BERLIN -- Germany's foreign intelligence agency has declassified documents regarding its employment of the daughter of top Nazi Heinrich Himmler as a secretary in the early 1960s, the country's top-selling newspaper reported Thursday.
The BND agency declassified the documents on Gudrun Burwitz-Himmler at the Bild newspaper's request. The paper previously confirmed the intelligence agency employed Burwitz-Himmler from 1961 to 1963.
She worked at the BND at a time when it was led by Reinhard Gehlen, a controversial ex-WWII German general who also worked for U.S. intelligence after the war and employed many former military officers and Nazis as spies.
The released documents confirm the agency was well aware of who Burwitz-Himmler was and helped her negotiate a contract with a German newspaper for an interview as well as payment.

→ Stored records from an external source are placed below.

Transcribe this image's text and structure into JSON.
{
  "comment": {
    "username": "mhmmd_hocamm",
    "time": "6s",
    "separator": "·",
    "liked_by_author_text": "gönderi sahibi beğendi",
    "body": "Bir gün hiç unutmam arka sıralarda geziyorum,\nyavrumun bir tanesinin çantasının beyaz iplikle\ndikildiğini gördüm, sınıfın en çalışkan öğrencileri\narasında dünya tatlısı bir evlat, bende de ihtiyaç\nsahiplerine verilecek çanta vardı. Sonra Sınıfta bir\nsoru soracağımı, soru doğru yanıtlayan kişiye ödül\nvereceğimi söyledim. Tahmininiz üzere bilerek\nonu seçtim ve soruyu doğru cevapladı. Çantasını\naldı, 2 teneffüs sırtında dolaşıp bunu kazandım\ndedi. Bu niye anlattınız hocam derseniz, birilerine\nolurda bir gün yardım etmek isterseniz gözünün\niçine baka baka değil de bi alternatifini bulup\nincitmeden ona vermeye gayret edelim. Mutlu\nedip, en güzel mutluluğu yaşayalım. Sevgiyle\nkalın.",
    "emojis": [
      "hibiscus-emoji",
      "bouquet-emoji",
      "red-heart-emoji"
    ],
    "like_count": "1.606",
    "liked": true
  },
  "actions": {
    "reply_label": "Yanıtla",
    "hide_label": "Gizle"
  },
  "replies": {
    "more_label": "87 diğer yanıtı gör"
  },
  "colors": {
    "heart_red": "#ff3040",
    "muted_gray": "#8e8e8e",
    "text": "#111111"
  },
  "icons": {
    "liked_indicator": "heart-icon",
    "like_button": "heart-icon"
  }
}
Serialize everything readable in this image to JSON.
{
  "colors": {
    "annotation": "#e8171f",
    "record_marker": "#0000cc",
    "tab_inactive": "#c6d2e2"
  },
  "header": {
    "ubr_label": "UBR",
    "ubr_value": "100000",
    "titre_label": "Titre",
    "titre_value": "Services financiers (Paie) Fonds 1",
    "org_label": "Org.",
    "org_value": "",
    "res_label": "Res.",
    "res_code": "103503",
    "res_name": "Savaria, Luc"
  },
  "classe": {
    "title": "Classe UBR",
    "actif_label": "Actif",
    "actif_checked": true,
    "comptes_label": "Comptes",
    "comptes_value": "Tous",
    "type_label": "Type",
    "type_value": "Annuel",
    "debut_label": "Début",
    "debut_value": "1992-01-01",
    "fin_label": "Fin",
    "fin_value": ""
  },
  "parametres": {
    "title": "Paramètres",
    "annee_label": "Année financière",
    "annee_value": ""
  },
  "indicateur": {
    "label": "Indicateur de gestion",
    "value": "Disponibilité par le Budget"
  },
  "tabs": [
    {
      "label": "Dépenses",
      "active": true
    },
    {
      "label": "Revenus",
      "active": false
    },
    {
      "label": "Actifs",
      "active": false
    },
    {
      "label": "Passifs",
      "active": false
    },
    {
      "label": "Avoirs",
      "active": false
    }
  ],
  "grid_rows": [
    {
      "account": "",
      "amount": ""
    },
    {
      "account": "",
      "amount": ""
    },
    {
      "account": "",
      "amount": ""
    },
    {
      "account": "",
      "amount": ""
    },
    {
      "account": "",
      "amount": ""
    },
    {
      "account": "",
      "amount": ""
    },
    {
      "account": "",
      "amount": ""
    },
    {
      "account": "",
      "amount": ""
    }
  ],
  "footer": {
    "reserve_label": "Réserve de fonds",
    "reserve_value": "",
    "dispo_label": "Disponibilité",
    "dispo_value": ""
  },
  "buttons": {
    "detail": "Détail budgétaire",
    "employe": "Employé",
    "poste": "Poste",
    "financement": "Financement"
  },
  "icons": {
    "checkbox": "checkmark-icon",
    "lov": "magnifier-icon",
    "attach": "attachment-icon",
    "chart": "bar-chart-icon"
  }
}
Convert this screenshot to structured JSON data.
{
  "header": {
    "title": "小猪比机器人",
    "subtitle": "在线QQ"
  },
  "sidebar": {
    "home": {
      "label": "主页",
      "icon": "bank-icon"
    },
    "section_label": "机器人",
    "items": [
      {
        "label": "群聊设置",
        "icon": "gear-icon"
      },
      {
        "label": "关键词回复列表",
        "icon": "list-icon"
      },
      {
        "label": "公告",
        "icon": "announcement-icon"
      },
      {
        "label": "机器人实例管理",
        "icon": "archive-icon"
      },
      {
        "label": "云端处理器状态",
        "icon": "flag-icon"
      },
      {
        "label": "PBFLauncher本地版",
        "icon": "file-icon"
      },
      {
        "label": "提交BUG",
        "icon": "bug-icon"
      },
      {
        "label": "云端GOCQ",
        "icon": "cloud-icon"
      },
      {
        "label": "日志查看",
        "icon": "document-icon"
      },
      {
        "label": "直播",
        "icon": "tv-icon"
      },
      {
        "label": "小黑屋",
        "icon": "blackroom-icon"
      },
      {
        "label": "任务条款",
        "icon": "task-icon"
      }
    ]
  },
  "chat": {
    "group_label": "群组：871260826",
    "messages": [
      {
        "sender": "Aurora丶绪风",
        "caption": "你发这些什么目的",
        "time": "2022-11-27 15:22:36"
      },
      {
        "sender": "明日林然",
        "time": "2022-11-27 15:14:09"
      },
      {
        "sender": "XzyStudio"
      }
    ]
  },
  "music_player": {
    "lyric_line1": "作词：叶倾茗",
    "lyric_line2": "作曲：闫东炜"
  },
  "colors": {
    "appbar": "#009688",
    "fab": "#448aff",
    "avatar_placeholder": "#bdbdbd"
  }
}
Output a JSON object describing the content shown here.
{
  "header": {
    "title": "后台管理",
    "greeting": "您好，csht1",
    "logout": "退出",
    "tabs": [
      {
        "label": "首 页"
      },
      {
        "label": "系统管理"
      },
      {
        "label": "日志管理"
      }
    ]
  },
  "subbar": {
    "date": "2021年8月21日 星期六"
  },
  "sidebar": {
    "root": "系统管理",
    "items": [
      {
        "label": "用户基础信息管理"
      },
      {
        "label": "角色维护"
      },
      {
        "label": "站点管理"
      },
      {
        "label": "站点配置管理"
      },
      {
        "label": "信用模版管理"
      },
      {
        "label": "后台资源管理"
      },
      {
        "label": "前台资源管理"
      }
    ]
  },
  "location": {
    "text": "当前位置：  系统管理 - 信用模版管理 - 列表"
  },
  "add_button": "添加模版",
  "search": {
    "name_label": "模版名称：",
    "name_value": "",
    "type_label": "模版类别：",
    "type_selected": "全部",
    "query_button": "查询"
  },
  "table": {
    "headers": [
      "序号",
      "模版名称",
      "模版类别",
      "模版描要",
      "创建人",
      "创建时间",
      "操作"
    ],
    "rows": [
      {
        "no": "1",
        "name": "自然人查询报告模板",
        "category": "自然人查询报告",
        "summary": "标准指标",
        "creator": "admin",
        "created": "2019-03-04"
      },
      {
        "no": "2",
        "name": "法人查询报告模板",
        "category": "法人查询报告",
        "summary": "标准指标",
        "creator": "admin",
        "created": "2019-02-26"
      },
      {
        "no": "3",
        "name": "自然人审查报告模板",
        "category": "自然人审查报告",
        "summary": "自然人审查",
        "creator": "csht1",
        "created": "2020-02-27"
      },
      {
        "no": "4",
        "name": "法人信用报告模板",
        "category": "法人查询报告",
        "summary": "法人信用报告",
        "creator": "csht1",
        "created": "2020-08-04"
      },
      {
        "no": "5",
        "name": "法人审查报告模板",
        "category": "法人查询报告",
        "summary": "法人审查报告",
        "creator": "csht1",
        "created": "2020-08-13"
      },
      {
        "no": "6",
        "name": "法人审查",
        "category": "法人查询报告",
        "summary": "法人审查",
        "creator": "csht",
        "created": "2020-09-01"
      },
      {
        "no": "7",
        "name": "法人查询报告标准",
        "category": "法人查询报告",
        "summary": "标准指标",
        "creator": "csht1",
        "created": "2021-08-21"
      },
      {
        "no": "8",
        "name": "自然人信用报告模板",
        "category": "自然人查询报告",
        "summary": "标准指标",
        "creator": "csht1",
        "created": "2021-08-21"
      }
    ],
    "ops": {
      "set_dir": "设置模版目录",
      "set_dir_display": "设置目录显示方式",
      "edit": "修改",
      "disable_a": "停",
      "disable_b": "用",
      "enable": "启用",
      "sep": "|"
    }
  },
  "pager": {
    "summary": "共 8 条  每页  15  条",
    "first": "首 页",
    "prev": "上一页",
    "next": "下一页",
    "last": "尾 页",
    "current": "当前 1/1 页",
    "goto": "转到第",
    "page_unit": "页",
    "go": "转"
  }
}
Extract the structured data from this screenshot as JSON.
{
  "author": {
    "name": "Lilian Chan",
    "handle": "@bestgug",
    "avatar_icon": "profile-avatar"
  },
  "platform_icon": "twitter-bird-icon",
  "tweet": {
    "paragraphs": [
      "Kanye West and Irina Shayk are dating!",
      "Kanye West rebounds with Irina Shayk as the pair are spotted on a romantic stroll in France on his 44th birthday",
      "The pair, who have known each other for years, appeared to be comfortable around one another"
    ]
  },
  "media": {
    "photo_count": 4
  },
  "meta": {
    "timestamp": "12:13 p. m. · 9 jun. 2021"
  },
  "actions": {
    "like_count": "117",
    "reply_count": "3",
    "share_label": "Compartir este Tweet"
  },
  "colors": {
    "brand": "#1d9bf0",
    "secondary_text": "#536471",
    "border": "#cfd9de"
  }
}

Burwitz-Himmler's father led the paramilitary SS, which oversaw the Nazis' system of concentration camps and death camps. She was an unrepentant supporter of the Nazis until her death last year at age 88.
She was closely associated with an underground organization known as Stille Hilfe, or Silent Assistance, which helped Nazis escape prosecution and later aided neo-Nazis in legal battles.